Items listed in a dataset

%%

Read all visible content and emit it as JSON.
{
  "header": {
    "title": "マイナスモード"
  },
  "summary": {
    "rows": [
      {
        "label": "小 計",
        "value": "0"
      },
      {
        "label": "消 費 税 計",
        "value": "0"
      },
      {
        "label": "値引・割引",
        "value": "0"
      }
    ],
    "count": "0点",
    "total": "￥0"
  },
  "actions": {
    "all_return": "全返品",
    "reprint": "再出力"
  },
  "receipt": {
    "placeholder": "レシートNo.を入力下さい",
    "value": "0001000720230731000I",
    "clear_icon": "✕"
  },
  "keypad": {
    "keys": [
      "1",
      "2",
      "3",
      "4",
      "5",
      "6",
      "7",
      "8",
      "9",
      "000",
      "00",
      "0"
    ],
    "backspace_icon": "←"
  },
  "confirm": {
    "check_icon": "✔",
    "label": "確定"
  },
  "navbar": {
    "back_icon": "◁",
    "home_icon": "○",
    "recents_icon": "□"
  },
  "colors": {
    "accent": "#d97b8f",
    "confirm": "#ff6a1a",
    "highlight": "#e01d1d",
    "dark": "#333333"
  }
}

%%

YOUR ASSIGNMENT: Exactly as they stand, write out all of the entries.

RESPONSE AREA:
Read all visible content and emit it as JSON.
{
  "header": {
    "title": "マイナスモード"
  },
  "summary": {
    "rows": [
      {
        "label": "小 計",
        "value": "0"
      },
      {
        "label": "消 費 税 計",
        "value": "0"
      },
      {
        "label": "値引・割引",
        "value": "0"
      }
    ],
    "count": "0点",
    "total": "￥0"
  },
  "actions": {
    "all_return": "全返品",
    "reprint": "再出力"
  },
  "receipt": {
    "placeholder": "レシートNo.を入力下さい",
    "value": "0001000720230731000I",
    "clear_icon": "✕"
  },
  "keypad": {
    "keys": [
      "1",
      "2",
      "3",
      "4",
      "5",
      "6",
      "7",
      "8",
      "9",
      "000",
      "00",
      "0"
    ],
    "backspace_icon": "←"
  },
  "confirm": {
    "check_icon": "✔",
    "label": "確定"
  },
  "navbar": {
    "back_icon": "◁",
    "home_icon": "○",
    "recents_icon": "□"
  },
  "colors": {
    "accent": "#d97b8f",
    "confirm": "#ff6a1a",
    "highlight": "#e01d1d",
    "dark": "#333333"
  }
}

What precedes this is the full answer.